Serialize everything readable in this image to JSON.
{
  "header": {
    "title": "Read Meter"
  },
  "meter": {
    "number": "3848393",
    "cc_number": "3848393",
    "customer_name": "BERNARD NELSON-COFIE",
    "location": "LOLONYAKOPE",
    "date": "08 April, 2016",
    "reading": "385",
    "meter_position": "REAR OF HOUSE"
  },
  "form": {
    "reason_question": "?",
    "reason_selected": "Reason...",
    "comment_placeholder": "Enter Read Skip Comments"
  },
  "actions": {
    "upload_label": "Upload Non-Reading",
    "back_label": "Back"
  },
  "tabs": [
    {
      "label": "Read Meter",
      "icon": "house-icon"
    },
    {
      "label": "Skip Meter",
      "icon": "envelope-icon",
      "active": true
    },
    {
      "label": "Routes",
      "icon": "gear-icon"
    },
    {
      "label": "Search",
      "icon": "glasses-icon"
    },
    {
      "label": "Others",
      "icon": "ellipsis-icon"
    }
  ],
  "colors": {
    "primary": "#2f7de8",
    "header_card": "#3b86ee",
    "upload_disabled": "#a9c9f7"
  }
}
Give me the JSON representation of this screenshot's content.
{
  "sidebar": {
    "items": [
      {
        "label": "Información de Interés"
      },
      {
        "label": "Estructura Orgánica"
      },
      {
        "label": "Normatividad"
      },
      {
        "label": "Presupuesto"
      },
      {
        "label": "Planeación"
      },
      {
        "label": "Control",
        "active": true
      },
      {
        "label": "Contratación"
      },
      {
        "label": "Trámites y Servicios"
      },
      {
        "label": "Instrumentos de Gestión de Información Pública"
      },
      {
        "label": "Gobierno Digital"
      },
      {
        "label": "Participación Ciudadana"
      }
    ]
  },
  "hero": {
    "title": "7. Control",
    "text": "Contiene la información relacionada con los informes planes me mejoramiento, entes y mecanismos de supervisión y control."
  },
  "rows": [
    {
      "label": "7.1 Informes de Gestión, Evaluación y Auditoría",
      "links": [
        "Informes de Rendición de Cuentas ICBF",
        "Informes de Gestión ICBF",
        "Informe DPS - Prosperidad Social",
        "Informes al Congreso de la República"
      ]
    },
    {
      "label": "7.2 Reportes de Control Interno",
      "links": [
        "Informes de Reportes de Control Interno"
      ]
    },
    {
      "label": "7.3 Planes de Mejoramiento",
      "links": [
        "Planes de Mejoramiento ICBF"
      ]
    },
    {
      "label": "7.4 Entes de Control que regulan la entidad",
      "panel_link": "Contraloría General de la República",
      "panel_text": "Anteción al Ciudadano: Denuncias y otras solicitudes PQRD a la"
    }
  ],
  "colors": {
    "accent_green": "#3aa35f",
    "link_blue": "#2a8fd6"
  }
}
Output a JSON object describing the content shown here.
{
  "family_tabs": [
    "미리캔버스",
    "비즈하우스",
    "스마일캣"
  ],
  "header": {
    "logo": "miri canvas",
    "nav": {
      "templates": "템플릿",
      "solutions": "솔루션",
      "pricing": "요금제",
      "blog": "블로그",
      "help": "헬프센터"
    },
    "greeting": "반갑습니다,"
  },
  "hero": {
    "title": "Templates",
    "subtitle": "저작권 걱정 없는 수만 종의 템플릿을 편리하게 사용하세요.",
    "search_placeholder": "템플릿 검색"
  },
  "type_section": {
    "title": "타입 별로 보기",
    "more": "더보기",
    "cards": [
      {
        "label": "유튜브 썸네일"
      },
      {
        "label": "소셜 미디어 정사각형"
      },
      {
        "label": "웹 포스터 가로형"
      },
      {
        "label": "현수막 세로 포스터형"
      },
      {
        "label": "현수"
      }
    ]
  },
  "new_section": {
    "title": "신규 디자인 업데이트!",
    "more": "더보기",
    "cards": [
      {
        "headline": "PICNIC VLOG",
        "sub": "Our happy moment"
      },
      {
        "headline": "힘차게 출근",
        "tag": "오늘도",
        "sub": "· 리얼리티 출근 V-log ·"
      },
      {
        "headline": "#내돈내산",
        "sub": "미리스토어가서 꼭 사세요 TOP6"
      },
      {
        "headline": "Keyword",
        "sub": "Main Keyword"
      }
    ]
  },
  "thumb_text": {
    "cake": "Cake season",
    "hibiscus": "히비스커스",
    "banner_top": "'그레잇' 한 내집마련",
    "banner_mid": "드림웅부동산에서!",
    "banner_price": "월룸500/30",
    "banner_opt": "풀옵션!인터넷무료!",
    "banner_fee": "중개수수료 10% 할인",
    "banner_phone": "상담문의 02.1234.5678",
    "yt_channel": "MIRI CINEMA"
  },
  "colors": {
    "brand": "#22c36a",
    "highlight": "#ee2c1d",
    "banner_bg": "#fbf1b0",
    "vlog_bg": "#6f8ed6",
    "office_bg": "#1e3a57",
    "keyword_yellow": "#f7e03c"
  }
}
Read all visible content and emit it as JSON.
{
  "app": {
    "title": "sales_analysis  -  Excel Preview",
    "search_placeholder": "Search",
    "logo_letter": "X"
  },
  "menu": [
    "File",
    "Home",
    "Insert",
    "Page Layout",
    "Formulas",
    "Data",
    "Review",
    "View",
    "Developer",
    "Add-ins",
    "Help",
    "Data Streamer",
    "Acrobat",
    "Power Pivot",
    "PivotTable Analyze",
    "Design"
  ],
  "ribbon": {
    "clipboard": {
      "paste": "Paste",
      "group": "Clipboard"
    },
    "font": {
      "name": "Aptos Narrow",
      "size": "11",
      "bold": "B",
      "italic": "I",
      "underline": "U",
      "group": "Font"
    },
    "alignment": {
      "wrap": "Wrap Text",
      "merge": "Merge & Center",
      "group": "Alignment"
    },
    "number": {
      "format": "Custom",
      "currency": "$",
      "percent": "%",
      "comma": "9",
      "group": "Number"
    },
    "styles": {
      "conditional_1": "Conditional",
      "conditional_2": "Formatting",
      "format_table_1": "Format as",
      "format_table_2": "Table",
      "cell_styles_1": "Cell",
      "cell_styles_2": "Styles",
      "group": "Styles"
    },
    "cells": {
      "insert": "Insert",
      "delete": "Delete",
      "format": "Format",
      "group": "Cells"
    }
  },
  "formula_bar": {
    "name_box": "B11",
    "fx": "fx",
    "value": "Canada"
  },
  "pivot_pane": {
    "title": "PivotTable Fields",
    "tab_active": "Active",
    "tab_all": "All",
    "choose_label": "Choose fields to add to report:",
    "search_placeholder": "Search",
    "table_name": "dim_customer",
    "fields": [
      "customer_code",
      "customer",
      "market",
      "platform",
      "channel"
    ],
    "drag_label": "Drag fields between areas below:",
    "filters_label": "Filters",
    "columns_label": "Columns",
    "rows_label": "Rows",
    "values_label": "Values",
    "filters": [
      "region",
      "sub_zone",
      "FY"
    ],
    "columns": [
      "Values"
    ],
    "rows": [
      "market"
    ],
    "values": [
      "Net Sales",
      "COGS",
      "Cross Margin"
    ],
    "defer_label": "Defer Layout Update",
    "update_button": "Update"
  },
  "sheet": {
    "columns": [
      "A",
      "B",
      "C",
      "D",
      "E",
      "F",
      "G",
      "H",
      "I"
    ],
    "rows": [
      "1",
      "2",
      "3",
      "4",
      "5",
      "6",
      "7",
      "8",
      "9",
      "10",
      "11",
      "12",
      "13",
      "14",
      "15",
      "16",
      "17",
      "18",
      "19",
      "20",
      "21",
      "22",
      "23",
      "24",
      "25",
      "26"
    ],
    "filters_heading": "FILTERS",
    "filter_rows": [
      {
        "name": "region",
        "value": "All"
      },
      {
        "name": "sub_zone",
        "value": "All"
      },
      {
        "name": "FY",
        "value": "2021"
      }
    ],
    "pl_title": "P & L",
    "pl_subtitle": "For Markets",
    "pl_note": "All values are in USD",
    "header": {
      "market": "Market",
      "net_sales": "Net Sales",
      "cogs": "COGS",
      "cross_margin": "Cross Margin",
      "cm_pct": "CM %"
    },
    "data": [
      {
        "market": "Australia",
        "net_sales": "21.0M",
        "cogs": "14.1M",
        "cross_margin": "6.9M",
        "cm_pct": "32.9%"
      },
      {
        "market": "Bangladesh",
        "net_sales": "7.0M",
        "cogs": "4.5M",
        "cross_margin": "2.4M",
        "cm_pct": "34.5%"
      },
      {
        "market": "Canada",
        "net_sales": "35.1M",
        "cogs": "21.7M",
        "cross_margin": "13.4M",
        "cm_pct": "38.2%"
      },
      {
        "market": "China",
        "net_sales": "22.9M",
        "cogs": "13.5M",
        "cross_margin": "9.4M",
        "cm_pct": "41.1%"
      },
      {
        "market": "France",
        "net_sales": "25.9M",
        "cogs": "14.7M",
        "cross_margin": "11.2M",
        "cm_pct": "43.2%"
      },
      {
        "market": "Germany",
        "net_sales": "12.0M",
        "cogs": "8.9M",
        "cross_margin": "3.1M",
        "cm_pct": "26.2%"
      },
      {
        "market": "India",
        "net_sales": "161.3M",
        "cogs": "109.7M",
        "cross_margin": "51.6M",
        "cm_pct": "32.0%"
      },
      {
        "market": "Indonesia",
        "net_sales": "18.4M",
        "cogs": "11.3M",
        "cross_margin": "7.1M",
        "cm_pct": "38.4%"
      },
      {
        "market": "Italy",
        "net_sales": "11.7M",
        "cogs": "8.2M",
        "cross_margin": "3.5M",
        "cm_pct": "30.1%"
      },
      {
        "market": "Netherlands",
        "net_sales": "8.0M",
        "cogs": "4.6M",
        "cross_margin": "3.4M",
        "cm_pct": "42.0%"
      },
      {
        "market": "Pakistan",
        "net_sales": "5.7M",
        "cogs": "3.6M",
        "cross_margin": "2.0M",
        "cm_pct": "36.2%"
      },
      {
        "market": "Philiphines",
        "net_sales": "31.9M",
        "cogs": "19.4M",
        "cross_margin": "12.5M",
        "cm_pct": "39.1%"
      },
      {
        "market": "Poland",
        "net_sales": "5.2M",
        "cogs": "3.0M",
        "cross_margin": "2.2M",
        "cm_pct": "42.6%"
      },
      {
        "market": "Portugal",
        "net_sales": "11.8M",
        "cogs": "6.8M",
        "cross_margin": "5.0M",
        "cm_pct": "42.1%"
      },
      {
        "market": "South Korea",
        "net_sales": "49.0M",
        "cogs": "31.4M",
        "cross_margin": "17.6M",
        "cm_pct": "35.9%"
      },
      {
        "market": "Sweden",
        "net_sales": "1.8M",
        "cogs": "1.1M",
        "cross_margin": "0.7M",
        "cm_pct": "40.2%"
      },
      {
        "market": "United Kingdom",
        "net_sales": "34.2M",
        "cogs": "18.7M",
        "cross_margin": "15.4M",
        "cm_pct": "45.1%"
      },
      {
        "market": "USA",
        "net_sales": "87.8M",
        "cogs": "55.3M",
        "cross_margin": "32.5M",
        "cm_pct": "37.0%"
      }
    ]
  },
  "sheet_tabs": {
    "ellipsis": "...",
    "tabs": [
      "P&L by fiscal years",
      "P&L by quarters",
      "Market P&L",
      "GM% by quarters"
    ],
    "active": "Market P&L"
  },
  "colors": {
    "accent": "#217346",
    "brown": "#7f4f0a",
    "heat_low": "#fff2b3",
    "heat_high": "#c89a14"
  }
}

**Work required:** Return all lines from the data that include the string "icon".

**Answer to this problem:**
      "icon": "house-icon"
      "icon": "envelope-icon",
      "icon": "gear-icon"
      "icon": "glasses-icon"
      "icon": "ellipsis-icon"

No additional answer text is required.